I almost dated a gorgeous guy with a million dollar smile until I found out he lived in a bedroom in someone’s house so he could lease a brand new BMW and pay for acting and writing classes. He wasn’t even good.
Miranda Frum wrote a piece about how a hypnotist to the stars helped her quit smoking in The Daily Beast this week. She’s a model with a famous journalist father. Frum gets her opportunities the way most people in L.A. get them, nepotism and looks. Just read her pieces in The Beast and you’ll agree. It’s like Tom Hanks’ wife Rita Wilson. I read a piece of her’s in Vogue once and nearly fell asleep four sentences in. Writing isn’t easy folks. Take a course. Oh, but she did. I worked at a screenwriting training facility to the stars 12 years ago where she received private tutoring. Have you seen anything she’s written?
Frum loves L.A.. In the article she writes about cerulean skies and perfect cloudless days. The hypnotist charges $800 for an in person session. There’s the option to stream him online for $9.99. She chose the $9.99 option for obvious reasons, right? Because she doesn’t have $800 to spend on a single session, right? No, she chose it because she didn’t want to drive the 45 minutes from Hollywood to Santa Monica. In the end, however, she makes the drive and visits the dude and is now living a charmed smoke free life writing on her glorious balcony and drinking her Ayurvedic tea.

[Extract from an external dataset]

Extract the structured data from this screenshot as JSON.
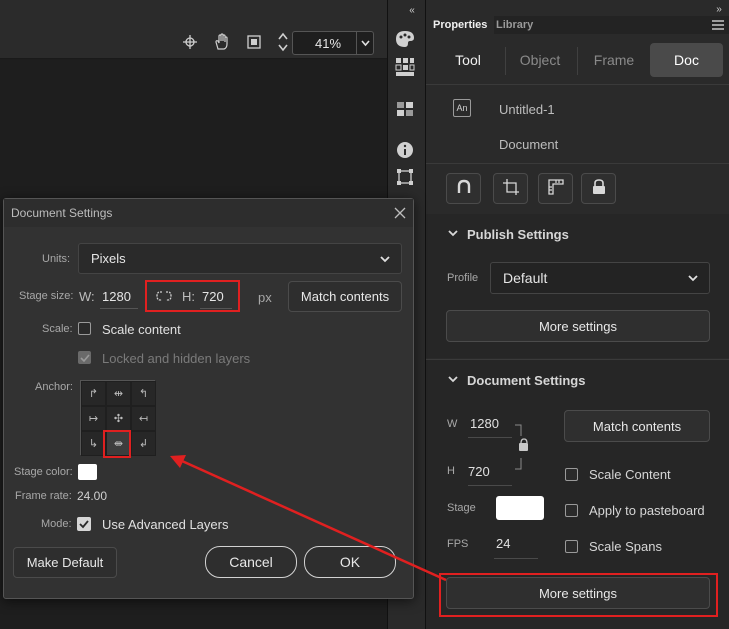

My L.A. is more James Ellroy than La La Land. “You hate it so much, why don’t you leave?” You ask. What’s the alternative, New York? I don’t know the answer. I still don’t know what I want to be when I grow up. No, that’s not true. I want to be a writer. I just don’t know how to be it.
7 thoughts on “More James Ellroy than La La Land”
Love this post. I’ve never been to LA but it now feels as though I have
Thanks and you’re welcome.
I could read an entire book on this subject…. 😉
I was just lamenting how the music video from a local rock band… was filmed in LA!
My response? “Sell out!”
I had to explain to my daughter why:
– plenty of local venues… that were near them when the WROTE the song. *grumble*
Enjoyed this! Thx!
That’s right. The country grows increasingly homogenous when artists only go to the coasts for validation. It’s important they receive it, mind you. They have to get recognized otherwise, no money. But keeping close their roots brings more to the diversity in our country. And here’s a secret…both coasts respect it.
I grew up calling this city La La Land. A phrase that was part whimsy part insult. I have yet to see the movie. Don’t know why. I’m made of the same stuff. The glamour and glitz of Hollywood movies was mothers milk as I was growing up. But now that I’m here – in grown up land – I do indeed savor the grit and darkness of Ellroy more than all that shiny veneer that in the end is little more than a harlot’s paint. La La Land. It sounds like a drug-induced coma. Of course too much of Ellroy’s underbelly and those drugs might sound pretty good. Anyway, nice piece my friend. You got me going.
Thanks. Several local friends have said, as they often do, that this piece made them want to defend L.A.. i think it’s important to know that both sides are true…. Most people don’t want the whole truth…I can’t help it. If I could live in LA LA Land, I would…I’m glad I’m not alone.
I grew up in California, near San Francisco, and I hated LA. I never understood its appeal. However, I recognize that it exists, as well as the broader draw of “the coasts.” There remains that belief that everything truly sophisticated and wise exists near the ocean, and perhaps there is some element of truth to that thought — certainly there is a different attitude in NY and LA toward life. But it takes something from you, as well.